The link I posted earlier for a 12" is in stock and only $89.99, which is cheaper than’s 16" ($99.99)

As for how to get him learning, I would recommend strapping some pads on him and just having him get on the uni holding onto some sort of rail or wall (it’s best if you can grab onto it rather than lean on it). Have him push along until he gets a feel for the balance and can go a revolution or two before touching the wall again, then just push off of the wall and see how far he can go, and before long he’ll be able to ride!

And who says you can’t get your own unicycle! :stuck_out_tongue:

I would add that inspiration goes a long way.

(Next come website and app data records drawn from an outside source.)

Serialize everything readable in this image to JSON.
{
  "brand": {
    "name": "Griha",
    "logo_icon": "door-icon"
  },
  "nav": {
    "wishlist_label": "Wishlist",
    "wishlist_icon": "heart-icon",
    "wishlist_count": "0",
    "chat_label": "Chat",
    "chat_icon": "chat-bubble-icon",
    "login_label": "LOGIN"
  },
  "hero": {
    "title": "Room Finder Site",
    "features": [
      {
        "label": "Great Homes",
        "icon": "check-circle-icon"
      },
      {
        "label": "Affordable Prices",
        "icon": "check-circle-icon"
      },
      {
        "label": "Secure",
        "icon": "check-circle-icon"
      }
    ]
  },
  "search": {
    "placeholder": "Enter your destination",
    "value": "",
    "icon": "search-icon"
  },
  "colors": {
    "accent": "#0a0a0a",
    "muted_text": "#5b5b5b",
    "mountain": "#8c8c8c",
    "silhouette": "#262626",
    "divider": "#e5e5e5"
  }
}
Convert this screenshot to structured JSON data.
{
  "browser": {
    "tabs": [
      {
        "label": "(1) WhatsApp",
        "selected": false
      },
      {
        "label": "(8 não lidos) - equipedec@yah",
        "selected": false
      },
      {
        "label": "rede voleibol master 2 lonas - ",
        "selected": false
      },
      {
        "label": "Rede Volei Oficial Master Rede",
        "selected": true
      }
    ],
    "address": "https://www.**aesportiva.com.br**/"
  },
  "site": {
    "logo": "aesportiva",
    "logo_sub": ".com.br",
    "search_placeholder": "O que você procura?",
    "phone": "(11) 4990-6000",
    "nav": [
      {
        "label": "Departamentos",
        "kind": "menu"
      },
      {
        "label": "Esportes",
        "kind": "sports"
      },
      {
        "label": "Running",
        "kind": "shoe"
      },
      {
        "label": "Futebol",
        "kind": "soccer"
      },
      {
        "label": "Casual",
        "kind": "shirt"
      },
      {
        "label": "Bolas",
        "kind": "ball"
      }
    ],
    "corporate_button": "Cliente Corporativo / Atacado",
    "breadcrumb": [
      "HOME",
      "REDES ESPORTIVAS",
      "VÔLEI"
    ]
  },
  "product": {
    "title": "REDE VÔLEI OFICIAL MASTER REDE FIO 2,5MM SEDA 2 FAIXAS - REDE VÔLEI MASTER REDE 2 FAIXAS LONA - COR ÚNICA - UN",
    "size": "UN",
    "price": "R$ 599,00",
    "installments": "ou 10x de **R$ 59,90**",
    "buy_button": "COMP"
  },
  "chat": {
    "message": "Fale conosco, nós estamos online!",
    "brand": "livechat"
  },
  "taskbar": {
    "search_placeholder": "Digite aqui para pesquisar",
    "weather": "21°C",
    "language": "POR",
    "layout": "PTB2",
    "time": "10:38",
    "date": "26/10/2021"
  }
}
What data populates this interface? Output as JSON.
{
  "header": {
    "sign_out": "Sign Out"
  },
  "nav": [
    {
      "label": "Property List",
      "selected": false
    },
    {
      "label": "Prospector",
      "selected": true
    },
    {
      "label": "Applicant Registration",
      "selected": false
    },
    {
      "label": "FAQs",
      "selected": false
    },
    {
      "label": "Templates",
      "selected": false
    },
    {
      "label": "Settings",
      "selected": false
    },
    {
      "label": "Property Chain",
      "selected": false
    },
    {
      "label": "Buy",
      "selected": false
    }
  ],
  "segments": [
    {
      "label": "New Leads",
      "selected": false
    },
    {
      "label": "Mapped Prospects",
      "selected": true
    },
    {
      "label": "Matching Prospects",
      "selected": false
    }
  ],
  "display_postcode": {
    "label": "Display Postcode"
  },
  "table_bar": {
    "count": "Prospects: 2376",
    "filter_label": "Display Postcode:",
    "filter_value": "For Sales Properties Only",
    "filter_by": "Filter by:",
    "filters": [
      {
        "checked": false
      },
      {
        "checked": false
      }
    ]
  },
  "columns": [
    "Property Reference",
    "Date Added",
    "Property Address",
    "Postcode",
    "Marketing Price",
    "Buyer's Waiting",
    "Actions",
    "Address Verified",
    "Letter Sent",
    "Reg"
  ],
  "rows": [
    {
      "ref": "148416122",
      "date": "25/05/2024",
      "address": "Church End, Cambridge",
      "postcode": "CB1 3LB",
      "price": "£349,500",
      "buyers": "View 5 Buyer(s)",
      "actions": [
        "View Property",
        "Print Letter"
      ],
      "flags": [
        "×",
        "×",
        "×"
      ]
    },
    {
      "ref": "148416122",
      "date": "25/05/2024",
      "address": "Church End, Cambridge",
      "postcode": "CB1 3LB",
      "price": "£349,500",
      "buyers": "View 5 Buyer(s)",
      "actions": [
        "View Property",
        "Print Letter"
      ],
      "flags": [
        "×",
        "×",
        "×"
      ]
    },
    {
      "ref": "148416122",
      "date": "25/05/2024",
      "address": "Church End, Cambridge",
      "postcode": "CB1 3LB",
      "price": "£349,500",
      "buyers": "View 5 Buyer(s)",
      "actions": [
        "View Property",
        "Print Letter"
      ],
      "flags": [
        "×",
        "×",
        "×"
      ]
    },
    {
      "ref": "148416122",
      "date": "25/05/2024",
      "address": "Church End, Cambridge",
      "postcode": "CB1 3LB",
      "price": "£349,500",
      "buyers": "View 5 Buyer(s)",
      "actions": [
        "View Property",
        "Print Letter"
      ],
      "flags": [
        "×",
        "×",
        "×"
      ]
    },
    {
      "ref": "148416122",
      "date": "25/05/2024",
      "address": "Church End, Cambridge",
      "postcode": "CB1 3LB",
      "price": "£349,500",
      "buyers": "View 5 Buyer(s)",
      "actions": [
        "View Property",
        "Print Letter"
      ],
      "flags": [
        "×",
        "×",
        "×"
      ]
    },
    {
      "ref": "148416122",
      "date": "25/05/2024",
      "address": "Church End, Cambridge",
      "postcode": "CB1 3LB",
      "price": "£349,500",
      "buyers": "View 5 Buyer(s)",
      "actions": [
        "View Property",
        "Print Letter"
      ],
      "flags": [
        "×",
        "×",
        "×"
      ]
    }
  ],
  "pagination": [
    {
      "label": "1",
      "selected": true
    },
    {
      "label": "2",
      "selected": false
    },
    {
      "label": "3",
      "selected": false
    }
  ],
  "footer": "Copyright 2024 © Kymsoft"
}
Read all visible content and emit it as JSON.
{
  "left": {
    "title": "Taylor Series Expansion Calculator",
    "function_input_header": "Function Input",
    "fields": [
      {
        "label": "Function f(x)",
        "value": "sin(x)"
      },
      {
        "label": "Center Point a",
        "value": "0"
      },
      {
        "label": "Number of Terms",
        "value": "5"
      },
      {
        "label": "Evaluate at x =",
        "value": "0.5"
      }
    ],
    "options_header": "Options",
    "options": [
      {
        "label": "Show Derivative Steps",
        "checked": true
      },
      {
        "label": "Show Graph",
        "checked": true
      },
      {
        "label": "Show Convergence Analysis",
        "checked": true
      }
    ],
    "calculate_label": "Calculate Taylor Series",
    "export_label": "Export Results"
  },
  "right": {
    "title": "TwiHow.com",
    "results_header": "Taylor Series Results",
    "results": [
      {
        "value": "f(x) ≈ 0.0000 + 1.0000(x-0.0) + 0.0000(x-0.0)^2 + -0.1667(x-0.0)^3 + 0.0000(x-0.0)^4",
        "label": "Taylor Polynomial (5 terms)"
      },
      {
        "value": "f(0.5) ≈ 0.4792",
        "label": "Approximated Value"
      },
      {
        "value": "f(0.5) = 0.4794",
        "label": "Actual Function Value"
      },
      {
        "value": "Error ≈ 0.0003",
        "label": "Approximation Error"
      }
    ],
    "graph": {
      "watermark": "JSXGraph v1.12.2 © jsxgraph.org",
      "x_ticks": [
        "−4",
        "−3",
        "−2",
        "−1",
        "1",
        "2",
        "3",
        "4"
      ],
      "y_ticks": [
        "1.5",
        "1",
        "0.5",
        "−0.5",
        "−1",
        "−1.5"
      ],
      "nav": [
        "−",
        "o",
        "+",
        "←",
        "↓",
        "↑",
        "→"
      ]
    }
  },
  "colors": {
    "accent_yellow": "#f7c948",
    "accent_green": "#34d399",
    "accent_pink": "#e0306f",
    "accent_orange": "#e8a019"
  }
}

Search youtube for unicycling videos and he will see people doing awesome things on unicycles. Otherwise, he probably would have no clue - like most people - how much fun can be had.

Ask us if you’d like some videos.

I have seen that contraption online before. It would be interesting to hear a report from someone who has tried it.

Good for your son. To learn to ride a unicycle he would have to be self-motivated.

Another idea that works for small kids is to place 2 long tables side-by-side. That way the child can have a table on each side for support and ride between the tables. The rider is in control which is better than having a parent drag them around. You would need tables that are high enough for adults to sit at. Folding tables like you find in a church basement, school or community center work well. Be sure the tables are strong enough to support his weight and stable enough that they will not tip.

click the link to see Adam Cohen’s son Ziggy (at age 2.5) ride a unicycle.

Ziggy aside, age 4 is quite young to learn to ride. In my limited experience (as a father of two uni riders and two non-uni riders), it is hard to find kids under age 8 or 9 who have what it takes to learn to ride: Muscle, balance, determination, patience, ability to understand delayed gratification and stick-to-it-tive-ness.

However, as Ziggy Cohen demonstrates, while it is improbable, it is not impossible.

Now that is really impressive stuff. That kid is going to have some crazy (in a good way) balance when he grows up!

I tried unicycling as a child (not quite that young :P) and gave up pretty quickly - it really does seem impossible when you’re first trying to learn and I was far too impatient. I’m wishing now that I’d started younger so I’d be a lot better by now!